Publication: WEEKLY VINCENNES GAZETTE
Date: April 15, 1865
Title: Easter Sunday
Easter Sunday, which will be to-morrow, is the anniversary of a battle fought on the Embarrass River near Brown's mill, six miles below Vincennes, on the 15th day of April, 1786, between a party of Indians and the command of. Col. Sullivan, in honor of whom the county of Sullivan, Indiana was named after. During the battle Gen. Walter Wilson's father was killed, and also Capt. Howell, of New York.
The researchers found the following information concerning those men who were in the battle by reviewing the Records for Military Donations or grants of land given to militia men under the Act of 1791. The Commissioners followed the requirements that a man had to be in Vincennes on the first of Aug 1790 to receive 100 acres of free land. They apparently had some trouble concerning 'strict construction of the law' when they were dealing with those who had died before that date.
Joseph Patterson was enrolled in the militia in 1786 was wounded by the Indiana at the battle on Embarras creek, in the same year, staid at Vincennes some time, and went away to have his wounds cured, and has since died. Claim rejected.
John Glass came to Vincennes in the year 1785; he was in the battle on Embarras creek with the Indians, that he piloted General Harmer from the mouth of the Pidgeon on the Ohio to Vincennes, and died in the latter end of the year 1788. Claim rejected.
Joel Baker came to Vincennes in the year 1785, and did militia duty; was in the battle of Embarras in 1786; sometimes afterwards he went on a hunting party with some Indians, and was heard of no more; common report says he was killed by the Indians. Claim rejected.
Joseph Pancake (Special case for 400 acres by Heirs ) proved that Joseph Pancake was an effective militia man at Vincennes in the year 1786; he was with and under deponent's (John Small) command in the same year the engagement with the Indians on Embarras, where he was killed. Claim allowed for 100 acres.
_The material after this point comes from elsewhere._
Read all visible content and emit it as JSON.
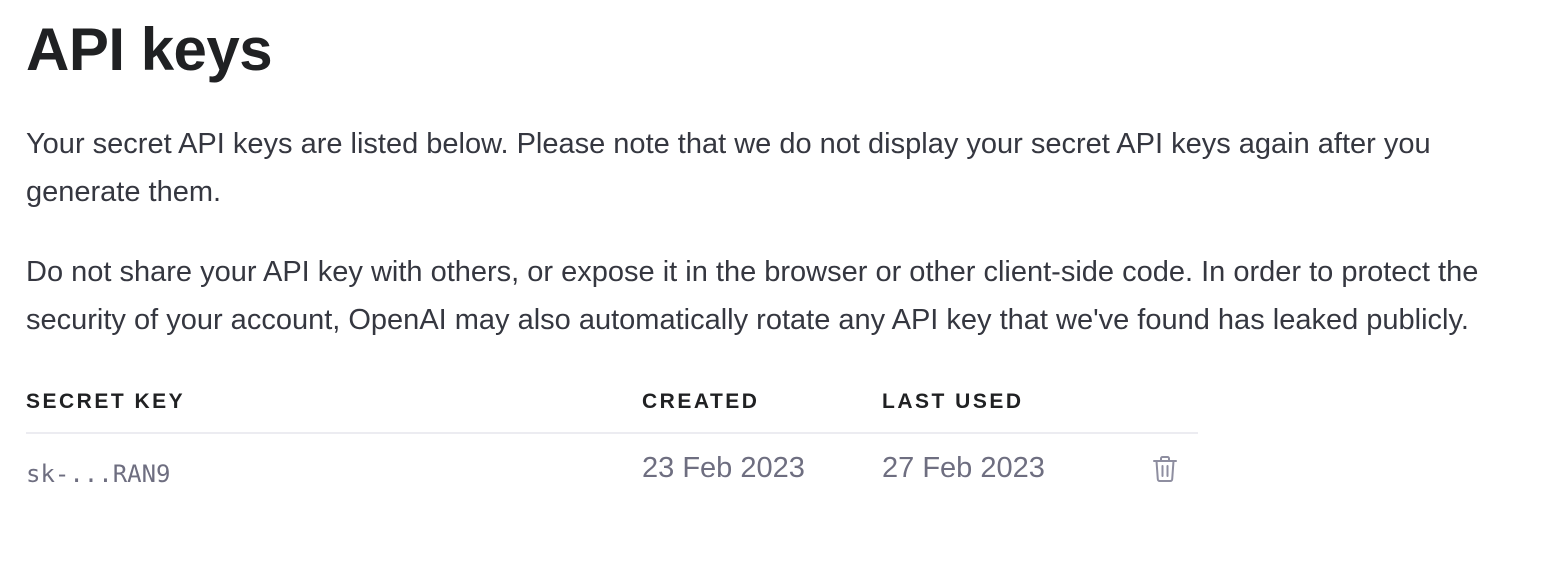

Jacob Howell was an effective militia man at Vincennes, in the year 1786; that he commanded a party at the engagement with the Indians on Embarras, wherein he was killed. Claim allowed by heirs for 100 acres.
Alexander Wilson came to Vincennes in the year 1784; that he lived and did militia duty therein, until the year 1786; when he was killed by the Indians in the Embarras engagement. Claim for 100 acres to the heirs allowed.
Proved that Daniel Sullivan came to Vincennes in the year 1785; when he did militia duty until 1790, in the month of April of which year he was killed by the Indians. The claim of the heirs allowed for 100 acres.
The Commissioners set forth their reasons in detail, and said they understood "the importance and necessity of an uniform system of decision, but said the the above claims present themselves under a very different aspect. The persons whose right of bounty is demanded by their heirs not only did militia duty but lost their lives, some in the actual performance of that duty and all by the hands of the common enemy. To have peremptorily rejected them would have savored of injustice; to have confirmed would have perhaps been too great a deviation from the letter if not the spirit of the law, so the Commissioners lay the whole in a form of a special report under the view of Congress."
Don't forget to buy your cemetery tickets for Centerville tour Saturday May 30, 2015 10:00 am at Finishing Touch in Lawrenceville if the Museum is closed when you are in town. Also check out the rules for the photo contest in June by going to the webpage www.lawrencelore.org and clicking on the photo contest flyer at bottom right of page.